TRANSCRIPT OF Q&A
1. Do the events in the south last week, where [Iraqi Prime Minister Nouri al] Maliki had to send in forces and they in turn had to be supported by U.S. and British troops to try to fight what turned out to be an inconclusive battle against Shiite groups, does that call into question the strategic decision last year to leave the south to Iraqi Security Forces to try and maintain order?
GARD: When there had been an outbreak some months ago, General Petraeus said that it would be inappropriate to try and inject U.S. forces in refereeing between and among the various Shiite groups. My understanding is that Maliki didn’t have to send any forces in, it was an initiative that he took which turned out very badly, as we’ve seen. We now have Sadr criticizing the supreme authority in Iran because of his belief that they are supporting the Islamic Supreme Council at his expense. There are really three Shiite factions operating in the south: the Council, the followers of Moqtada al Sadr, and then forces loyal to al Dawa and the Fadhila party, and of course al Maliki is from the al Dawa party, the problem is Maliki doesn’t have his own militia

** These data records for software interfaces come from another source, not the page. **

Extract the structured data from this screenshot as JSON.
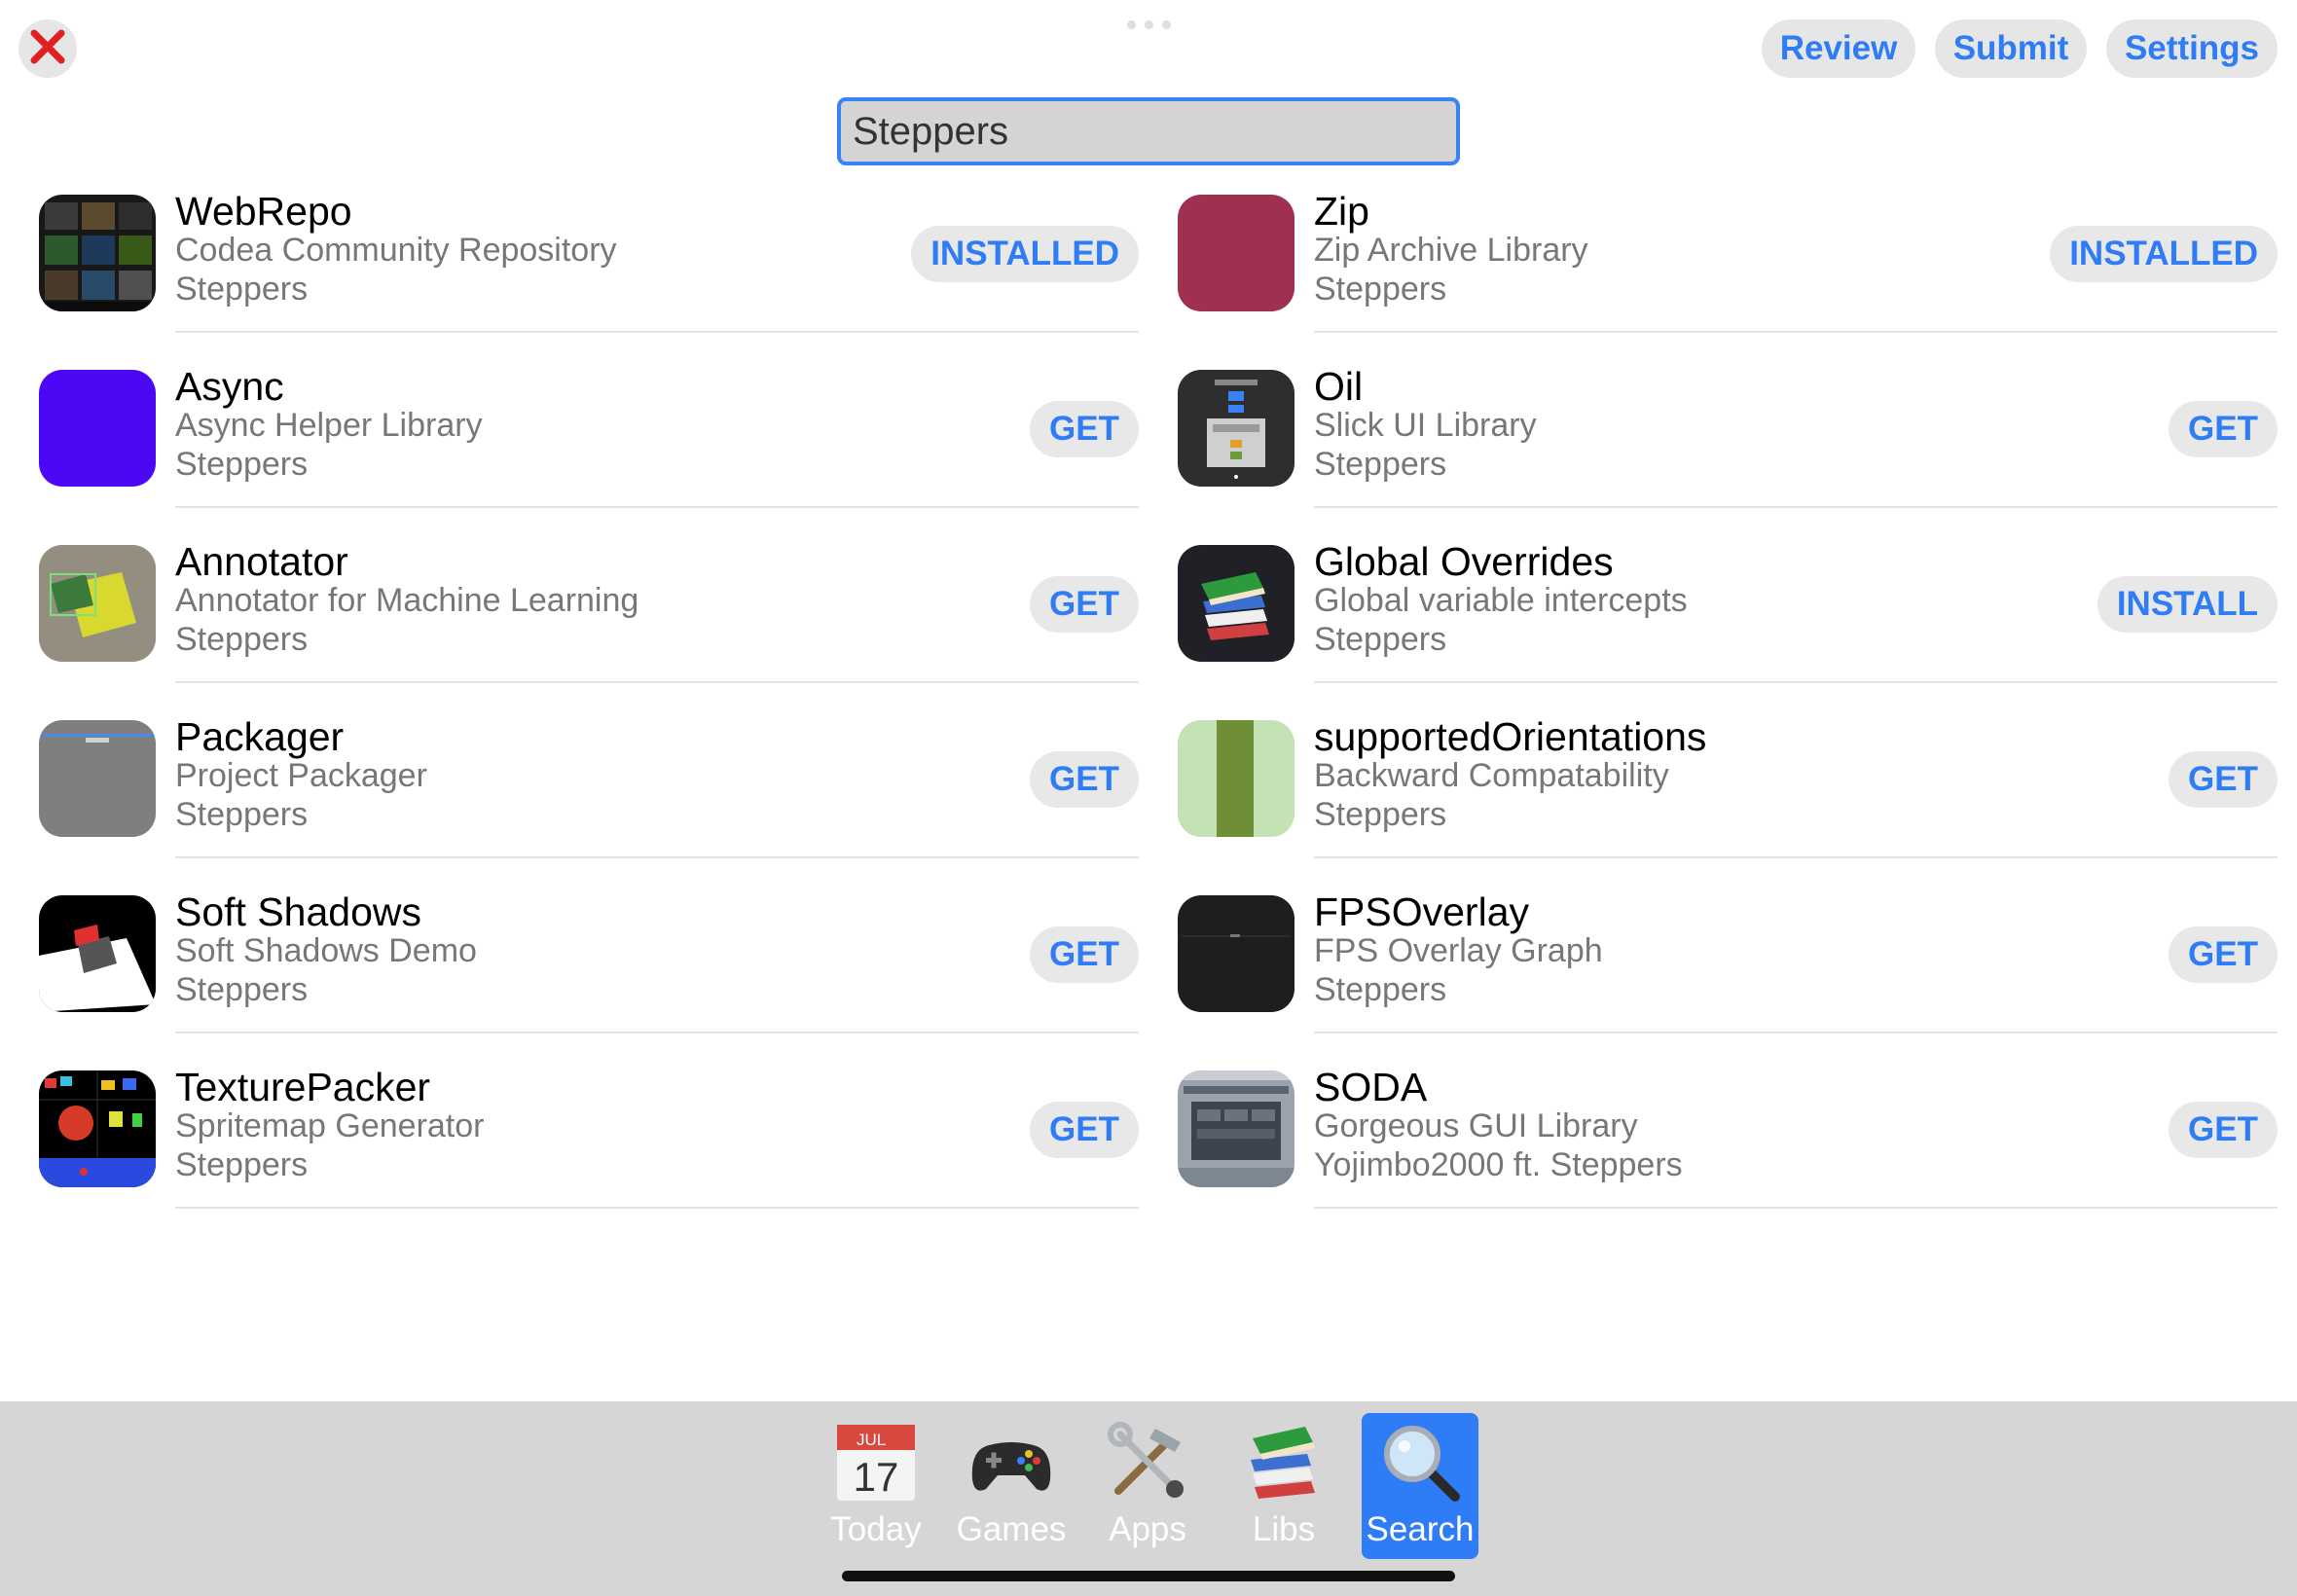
{
  "header": {
    "review_label": "Review",
    "submit_label": "Submit",
    "settings_label": "Settings"
  },
  "search": {
    "value": "Steppers",
    "placeholder": ""
  },
  "results": [
    {
      "title": "WebRepo",
      "subtitle": "Codea Community Repository",
      "author": "Steppers",
      "action": "INSTALLED",
      "icon": "webrepo-screenshot-icon"
    },
    {
      "title": "Zip",
      "subtitle": "Zip Archive Library",
      "author": "Steppers",
      "action": "INSTALLED",
      "icon": "zip-icon"
    },
    {
      "title": "Async",
      "subtitle": "Async Helper Library",
      "author": "Steppers",
      "action": "GET",
      "icon": "async-icon"
    },
    {
      "title": "Oil",
      "subtitle": "Slick UI Library",
      "author": "Steppers",
      "action": "GET",
      "icon": "oil-icon"
    },
    {
      "title": "Annotator",
      "subtitle": "Annotator for Machine Learning",
      "author": "Steppers",
      "action": "GET",
      "icon": "annotator-icon"
    },
    {
      "title": "Global Overrides",
      "subtitle": "Global variable intercepts",
      "author": "Steppers",
      "action": "INSTALL",
      "icon": "books-icon"
    },
    {
      "title": "Packager",
      "subtitle": "Project Packager",
      "author": "Steppers",
      "action": "GET",
      "icon": "packager-icon"
    },
    {
      "title": "supportedOrientations",
      "subtitle": "Backward Compatability",
      "author": "Steppers",
      "action": "GET",
      "icon": "supported-orientations-icon"
    },
    {
      "title": "Soft Shadows",
      "subtitle": "Soft Shadows Demo",
      "author": "Steppers",
      "action": "GET",
      "icon": "soft-shadows-icon"
    },
    {
      "title": "FPSOverlay",
      "subtitle": "FPS Overlay Graph",
      "author": "Steppers",
      "action": "GET",
      "icon": "fps-overlay-icon"
    },
    {
      "title": "TexturePacker",
      "subtitle": "Spritemap Generator",
      "author": "Steppers",
      "action": "GET",
      "icon": "texture-packer-icon"
    },
    {
      "title": "SODA",
      "subtitle": "Gorgeous GUI Library",
      "author": "Yojimbo2000 ft.  Steppers",
      "action": "GET",
      "icon": "soda-icon"
    }
  ],
  "tabs": [
    {
      "label": "Today",
      "icon": "calendar-icon",
      "calendar_month": "JUL",
      "calendar_day": "17",
      "active": false
    },
    {
      "label": "Games",
      "icon": "gamepad-icon",
      "active": false
    },
    {
      "label": "Apps",
      "icon": "tools-icon",
      "active": false
    },
    {
      "label": "Libs",
      "icon": "books-icon",
      "active": false
    },
    {
      "label": "Search",
      "icon": "magnifier-icon",
      "active": true
    }
  ],
  "colors": {
    "accent": "#2e7cf6",
    "close_x": "#e02020",
    "tab_bar_bg": "#d6d6d6",
    "pill_bg": "#e8e8e8",
    "zip_icon": "#a03050",
    "async_icon": "#4a08f5"
  }
}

Even General Petraeus has said that this has turned into a competition for political influence and command of resources among the various factions.
2. What now is the most important dynamic in Iraq? It seems to shift almost by the week…
GARD: I think there are a number of red flags. Obviously the continued deadlock of national leaders, the increased instability in northern Iraq, the Kurds, Sunni Arabs, and the Turkomens vying over Kirkuk, the possible collapse of the Sunni awakening, they have already expressed dissatisfaction. Indeed, a poll taken several months ago, even in Anbar which we hailed as a great success, 75 percent of the Sunnis in Anbar province express no confidence in U.S. troops and a desire that they withdraw immediately. And then this time bomb of the plight of the refugees, our failure to support them, both in terms of admitting them to our own country and providing adequate assistance in places like Syria and Jordan where so many of them have settled in squalid camps
The problem is that U.S. military force cannot resolve these issues. And every commander that we have had there has said so. The commanders are doing what they’ve been told to do, they’re trying to improve security so that there can be political progress. But lacking political progress, we are simply employing military force for its own sake with no positive political outcomes.
Washington, D.C. – Council for a Livable World today urged Congress and anti-war organizations to focus their attention for the remainder of the year on stopping the Bush administration from signing a long-term agreement between Iraq and the United Sta…